What is needed is a verbatim copy of all the records.

[Source material — start]

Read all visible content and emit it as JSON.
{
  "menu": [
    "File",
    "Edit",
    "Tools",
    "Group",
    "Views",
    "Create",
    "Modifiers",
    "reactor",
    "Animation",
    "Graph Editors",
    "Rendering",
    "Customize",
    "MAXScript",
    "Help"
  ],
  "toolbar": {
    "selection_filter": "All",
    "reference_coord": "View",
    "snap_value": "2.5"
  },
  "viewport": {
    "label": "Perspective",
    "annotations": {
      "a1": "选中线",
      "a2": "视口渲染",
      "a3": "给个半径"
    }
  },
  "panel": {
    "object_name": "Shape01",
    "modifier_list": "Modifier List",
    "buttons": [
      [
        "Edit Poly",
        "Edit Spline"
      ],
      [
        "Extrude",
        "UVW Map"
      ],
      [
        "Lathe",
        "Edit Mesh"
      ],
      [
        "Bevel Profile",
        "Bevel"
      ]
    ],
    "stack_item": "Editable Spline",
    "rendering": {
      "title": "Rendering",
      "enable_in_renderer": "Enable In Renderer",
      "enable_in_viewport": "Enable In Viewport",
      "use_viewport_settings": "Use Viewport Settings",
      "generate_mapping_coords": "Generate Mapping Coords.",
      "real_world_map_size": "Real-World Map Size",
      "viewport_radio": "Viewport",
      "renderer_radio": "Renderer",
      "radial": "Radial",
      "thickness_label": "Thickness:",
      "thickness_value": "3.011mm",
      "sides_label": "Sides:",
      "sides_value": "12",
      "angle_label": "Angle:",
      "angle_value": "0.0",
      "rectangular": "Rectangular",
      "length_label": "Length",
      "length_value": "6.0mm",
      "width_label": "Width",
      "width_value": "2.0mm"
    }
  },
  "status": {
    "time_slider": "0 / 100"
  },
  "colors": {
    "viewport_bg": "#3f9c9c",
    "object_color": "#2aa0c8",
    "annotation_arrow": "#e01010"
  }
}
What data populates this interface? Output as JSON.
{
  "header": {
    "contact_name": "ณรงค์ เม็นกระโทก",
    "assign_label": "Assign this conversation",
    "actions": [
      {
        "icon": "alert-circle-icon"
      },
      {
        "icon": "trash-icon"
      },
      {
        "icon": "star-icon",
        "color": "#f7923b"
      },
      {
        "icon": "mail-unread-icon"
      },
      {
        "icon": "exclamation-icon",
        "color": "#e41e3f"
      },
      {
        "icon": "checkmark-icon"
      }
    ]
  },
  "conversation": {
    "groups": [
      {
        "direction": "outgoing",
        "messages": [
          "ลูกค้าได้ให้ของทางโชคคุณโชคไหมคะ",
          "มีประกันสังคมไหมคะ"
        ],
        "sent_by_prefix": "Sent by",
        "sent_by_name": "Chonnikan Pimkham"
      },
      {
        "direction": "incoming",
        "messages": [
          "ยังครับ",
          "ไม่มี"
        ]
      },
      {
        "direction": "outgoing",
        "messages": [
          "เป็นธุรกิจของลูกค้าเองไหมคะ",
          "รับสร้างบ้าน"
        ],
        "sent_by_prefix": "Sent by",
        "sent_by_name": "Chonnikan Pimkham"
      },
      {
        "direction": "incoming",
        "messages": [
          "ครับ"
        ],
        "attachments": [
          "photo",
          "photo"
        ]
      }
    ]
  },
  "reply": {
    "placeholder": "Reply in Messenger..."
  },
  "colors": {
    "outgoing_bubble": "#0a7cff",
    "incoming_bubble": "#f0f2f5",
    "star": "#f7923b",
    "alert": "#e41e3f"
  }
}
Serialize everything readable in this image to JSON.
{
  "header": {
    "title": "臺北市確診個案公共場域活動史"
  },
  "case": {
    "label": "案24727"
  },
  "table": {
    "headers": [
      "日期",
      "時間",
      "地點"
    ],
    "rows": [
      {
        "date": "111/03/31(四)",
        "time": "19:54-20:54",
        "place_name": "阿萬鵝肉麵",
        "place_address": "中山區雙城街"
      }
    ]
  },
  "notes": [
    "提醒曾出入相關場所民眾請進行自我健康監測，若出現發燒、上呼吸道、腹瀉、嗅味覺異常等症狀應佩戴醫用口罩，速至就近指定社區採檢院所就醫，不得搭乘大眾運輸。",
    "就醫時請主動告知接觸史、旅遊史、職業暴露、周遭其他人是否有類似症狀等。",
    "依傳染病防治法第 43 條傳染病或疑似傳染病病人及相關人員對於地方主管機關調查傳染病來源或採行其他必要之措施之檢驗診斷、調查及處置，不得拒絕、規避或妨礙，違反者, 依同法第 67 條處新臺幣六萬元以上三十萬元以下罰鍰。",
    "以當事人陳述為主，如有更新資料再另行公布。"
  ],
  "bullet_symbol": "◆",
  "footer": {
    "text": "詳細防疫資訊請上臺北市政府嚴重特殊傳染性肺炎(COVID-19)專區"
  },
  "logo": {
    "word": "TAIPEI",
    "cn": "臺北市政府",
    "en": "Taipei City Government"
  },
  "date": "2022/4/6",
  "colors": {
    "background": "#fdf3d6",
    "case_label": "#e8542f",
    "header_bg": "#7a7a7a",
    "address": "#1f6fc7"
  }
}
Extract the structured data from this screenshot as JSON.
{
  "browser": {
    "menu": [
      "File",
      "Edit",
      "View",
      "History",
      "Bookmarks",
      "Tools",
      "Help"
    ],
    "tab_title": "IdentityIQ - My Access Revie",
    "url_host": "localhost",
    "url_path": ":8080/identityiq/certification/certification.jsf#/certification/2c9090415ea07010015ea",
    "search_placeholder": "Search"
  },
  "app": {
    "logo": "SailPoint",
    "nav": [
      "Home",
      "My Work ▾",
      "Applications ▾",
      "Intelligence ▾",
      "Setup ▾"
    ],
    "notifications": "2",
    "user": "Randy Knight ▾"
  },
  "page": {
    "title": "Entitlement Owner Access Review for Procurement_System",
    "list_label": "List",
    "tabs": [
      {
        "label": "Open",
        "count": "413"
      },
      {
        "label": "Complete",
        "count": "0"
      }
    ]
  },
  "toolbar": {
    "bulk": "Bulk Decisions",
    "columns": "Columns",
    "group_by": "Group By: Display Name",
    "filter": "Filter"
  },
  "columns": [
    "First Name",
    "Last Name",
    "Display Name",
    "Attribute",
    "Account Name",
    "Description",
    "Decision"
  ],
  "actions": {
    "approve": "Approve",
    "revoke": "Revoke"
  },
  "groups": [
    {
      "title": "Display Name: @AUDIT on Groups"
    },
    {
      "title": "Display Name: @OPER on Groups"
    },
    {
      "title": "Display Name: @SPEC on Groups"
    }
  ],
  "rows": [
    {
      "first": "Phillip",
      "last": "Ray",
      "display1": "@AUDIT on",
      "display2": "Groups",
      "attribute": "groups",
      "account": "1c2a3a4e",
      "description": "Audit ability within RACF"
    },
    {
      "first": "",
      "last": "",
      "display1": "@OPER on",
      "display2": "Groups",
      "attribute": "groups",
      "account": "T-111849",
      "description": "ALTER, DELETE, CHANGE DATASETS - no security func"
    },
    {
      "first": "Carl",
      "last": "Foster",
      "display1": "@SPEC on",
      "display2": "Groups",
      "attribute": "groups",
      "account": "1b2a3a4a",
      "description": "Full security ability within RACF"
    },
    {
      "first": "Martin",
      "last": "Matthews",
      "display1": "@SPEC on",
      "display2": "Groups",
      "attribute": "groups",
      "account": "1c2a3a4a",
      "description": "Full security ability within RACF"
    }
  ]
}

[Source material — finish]

Reply to the exercise
Read all visible content and emit it as JSON.
{
  "menu": [
    "File",
    "Edit",
    "Tools",
    "Group",
    "Views",
    "Create",
    "Modifiers",
    "reactor",
    "Animation",
    "Graph Editors",
    "Rendering",
    "Customize",
    "MAXScript",
    "Help"
  ],
  "toolbar": {
    "selection_filter": "All",
    "reference_coord": "View",
    "snap_value": "2.5"
  },
  "viewport": {
    "label": "Perspective",
    "annotations": {
      "a1": "选中线",
      "a2": "视口渲染",
      "a3": "给个半径"
    }
  },
  "panel": {
    "object_name": "Shape01",
    "modifier_list": "Modifier List",
    "buttons": [
      [
        "Edit Poly",
        "Edit Spline"
      ],
      [
        "Extrude",
        "UVW Map"
      ],
      [
        "Lathe",
        "Edit Mesh"
      ],
      [
        "Bevel Profile",
        "Bevel"
      ]
    ],
    "stack_item": "Editable Spline",
    "rendering": {
      "title": "Rendering",
      "enable_in_renderer": "Enable In Renderer",
      "enable_in_viewport": "Enable In Viewport",
      "use_viewport_settings": "Use Viewport Settings",
      "generate_mapping_coords": "Generate Mapping Coords.",
      "real_world_map_size": "Real-World Map Size",
      "viewport_radio": "Viewport",
      "renderer_radio": "Renderer",
      "radial": "Radial",
      "thickness_label": "Thickness:",
      "thickness_value": "3.011mm",
      "sides_label": "Sides:",
      "sides_value": "12",
      "angle_label": "Angle:",
      "angle_value": "0.0",
      "rectangular": "Rectangular",
      "length_label": "Length",
      "length_value": "6.0mm",
      "width_label": "Width",
      "width_value": "2.0mm"
    }
  },
  "status": {
    "time_slider": "0 / 100"
  },
  "colors": {
    "viewport_bg": "#3f9c9c",
    "object_color": "#2aa0c8",
    "annotation_arrow": "#e01010"
  }
}
What data populates this interface? Output as JSON.
{
  "header": {
    "contact_name": "ณรงค์ เม็นกระโทก",
    "assign_label": "Assign this conversation",
    "actions": [
      {
        "icon": "alert-circle-icon"
      },
      {
        "icon": "trash-icon"
      },
      {
        "icon": "star-icon",
        "color": "#f7923b"
      },
      {
        "icon": "mail-unread-icon"
      },
      {
        "icon": "exclamation-icon",
        "color": "#e41e3f"
      },
      {
        "icon": "checkmark-icon"
      }
    ]
  },
  "conversation": {
    "groups": [
      {
        "direction": "outgoing",
        "messages": [
          "ลูกค้าได้ให้ของทางโชคคุณโชคไหมคะ",
          "มีประกันสังคมไหมคะ"
        ],
        "sent_by_prefix": "Sent by",
        "sent_by_name": "Chonnikan Pimkham"
      },
      {
        "direction": "incoming",
        "messages": [
          "ยังครับ",
          "ไม่มี"
        ]
      },
      {
        "direction": "outgoing",
        "messages": [
          "เป็นธุรกิจของลูกค้าเองไหมคะ",
          "รับสร้างบ้าน"
        ],
        "sent_by_prefix": "Sent by",
        "sent_by_name": "Chonnikan Pimkham"
      },
      {
        "direction": "incoming",
        "messages": [
          "ครับ"
        ],
        "attachments": [
          "photo",
          "photo"
        ]
      }
    ]
  },
  "reply": {
    "placeholder": "Reply in Messenger..."
  },
  "colors": {
    "outgoing_bubble": "#0a7cff",
    "incoming_bubble": "#f0f2f5",
    "star": "#f7923b",
    "alert": "#e41e3f"
  }
}
Serialize everything readable in this image to JSON.
{
  "header": {
    "title": "臺北市確診個案公共場域活動史"
  },
  "case": {
    "label": "案24727"
  },
  "table": {
    "headers": [
      "日期",
      "時間",
      "地點"
    ],
    "rows": [
      {
        "date": "111/03/31(四)",
        "time": "19:54-20:54",
        "place_name": "阿萬鵝肉麵",
        "place_address": "中山區雙城街"
      }
    ]
  },
  "notes": [
    "提醒曾出入相關場所民眾請進行自我健康監測，若出現發燒、上呼吸道、腹瀉、嗅味覺異常等症狀應佩戴醫用口罩，速至就近指定社區採檢院所就醫，不得搭乘大眾運輸。",
    "就醫時請主動告知接觸史、旅遊史、職業暴露、周遭其他人是否有類似症狀等。",
    "依傳染病防治法第 43 條傳染病或疑似傳染病病人及相關人員對於地方主管機關調查傳染病來源或採行其他必要之措施之檢驗診斷、調查及處置，不得拒絕、規避或妨礙，違反者, 依同法第 67 條處新臺幣六萬元以上三十萬元以下罰鍰。",
    "以當事人陳述為主，如有更新資料再另行公布。"
  ],
  "bullet_symbol": "◆",
  "footer": {
    "text": "詳細防疫資訊請上臺北市政府嚴重特殊傳染性肺炎(COVID-19)專區"
  },
  "logo": {
    "word": "TAIPEI",
    "cn": "臺北市政府",
    "en": "Taipei City Government"
  },
  "date": "2022/4/6",
  "colors": {
    "background": "#fdf3d6",
    "case_label": "#e8542f",
    "header_bg": "#7a7a7a",
    "address": "#1f6fc7"
  }
}
Extract the structured data from this screenshot as JSON.
{
  "browser": {
    "menu": [
      "File",
      "Edit",
      "View",
      "History",
      "Bookmarks",
      "Tools",
      "Help"
    ],
    "tab_title": "IdentityIQ - My Access Revie",
    "url_host": "localhost",
    "url_path": ":8080/identityiq/certification/certification.jsf#/certification/2c9090415ea07010015ea",
    "search_placeholder": "Search"
  },
  "app": {
    "logo": "SailPoint",
    "nav": [
      "Home",
      "My Work ▾",
      "Applications ▾",
      "Intelligence ▾",
      "Setup ▾"
    ],
    "notifications": "2",
    "user": "Randy Knight ▾"
  },
  "page": {
    "title": "Entitlement Owner Access Review for Procurement_System",
    "list_label": "List",
    "tabs": [
      {
        "label": "Open",
        "count": "413"
      },
      {
        "label": "Complete",
        "count": "0"
      }
    ]
  },
  "toolbar": {
    "bulk": "Bulk Decisions",
    "columns": "Columns",
    "group_by": "Group By: Display Name",
    "filter": "Filter"
  },
  "columns": [
    "First Name",
    "Last Name",
    "Display Name",
    "Attribute",
    "Account Name",
    "Description",
    "Decision"
  ],
  "actions": {
    "approve": "Approve",
    "revoke": "Revoke"
  },
  "groups": [
    {
      "title": "Display Name: @AUDIT on Groups"
    },
    {
      "title": "Display Name: @OPER on Groups"
    },
    {
      "title": "Display Name: @SPEC on Groups"
    }
  ],
  "rows": [
    {
      "first": "Phillip",
      "last": "Ray",
      "display1": "@AUDIT on",
      "display2": "Groups",
      "attribute": "groups",
      "account": "1c2a3a4e",
      "description": "Audit ability within RACF"
    },
    {
      "first": "",
      "last": "",
      "display1": "@OPER on",
      "display2": "Groups",
      "attribute": "groups",
      "account": "T-111849",
      "description": "ALTER, DELETE, CHANGE DATASETS - no security func"
    },
    {
      "first": "Carl",
      "last": "Foster",
      "display1": "@SPEC on",
      "display2": "Groups",
      "attribute": "groups",
      "account": "1b2a3a4a",
      "description": "Full security ability within RACF"
    },
    {
      "first": "Martin",
      "last": "Matthews",
      "display1": "@SPEC on",
      "display2": "Groups",
      "attribute": "groups",
      "account": "1c2a3a4a",
      "description": "Full security ability within RACF"
    }
  ]
}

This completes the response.